But if I was crocheting just to keep busy, how does this justify my love of the amigurumi niche? Where is the link to my passion for creating little crochet animals?
Well, I found that animals, as opposed to crochet squares and clothing, gave me the best gratification and self worth. At that very dark, difficult time in my life, feeling good about myself was paramount!
It sounds cheesy, I know, but I felt like the little smiley faces of these animals were actually saying to me that I had done something good, that I had done something worthwhile. And it made me smile, too. And keeping well and staying happy are my biggest driving force behind my crochet niche.
Finding Your Crochet Niche – A Personal Journey
I think what we have learned from this post is that finding your crochet niche is a very personal journey about your background and about the very reason you picked up that hook in the first place.
And of course just because you started to crochet because of a family passion for fiber arts or because you needed something to help you out of a dark time, this doesn’t mean we can’t dabble in all kinds of crochet or all kinds of textiles or all kinds of craft. It just means that finding your crochet niche helps you appreciate what you make and why you make it.
Understanding our roots and why we make what we do is an important part of anyone’s crochet journey. And by appreciating this we can all be proud of ourselves in our own special way. I know I am!

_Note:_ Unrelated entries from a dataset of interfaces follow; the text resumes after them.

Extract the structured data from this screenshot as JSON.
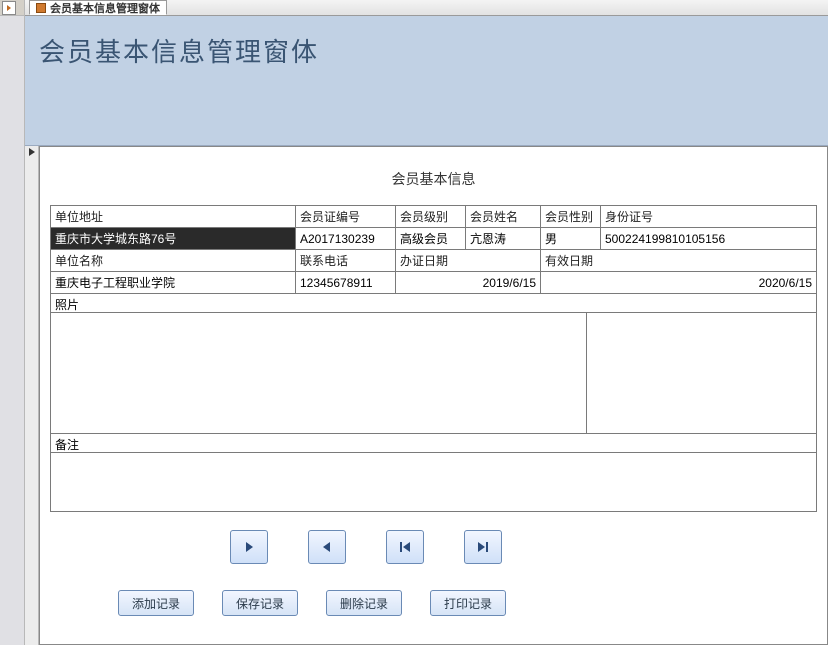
{
  "tab": {
    "title": "会员基本信息管理窗体"
  },
  "header": {
    "title": "会员基本信息管理窗体"
  },
  "section_title": "会员基本信息",
  "labels": {
    "addr": "单位地址",
    "card_no": "会员证编号",
    "level": "会员级别",
    "name": "会员姓名",
    "gender": "会员性别",
    "id_no": "身份证号",
    "org": "单位名称",
    "phone": "联系电话",
    "issue_date": "办证日期",
    "expire_date": "有效日期",
    "photo": "照片",
    "note": "备注"
  },
  "values": {
    "addr": "重庆市大学城东路76号",
    "card_no": "A2017130239",
    "level": "高级会员",
    "name": "亢恩涛",
    "gender": "男",
    "id_no": "500224199810105156",
    "org": "重庆电子工程职业学院",
    "phone": "12345678911",
    "issue_date": "2019/6/15",
    "expire_date": "2020/6/15"
  },
  "buttons": {
    "add": "添加记录",
    "save": "保存记录",
    "delete": "删除记录",
    "print": "打印记录"
  }
}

Helen Brooks is the founder of Good Day Crochet. Having learned to crochet in early 2012, Helen launched her website in February 2012 where she offers free patterns and takes commission orders for original amigurumi animals.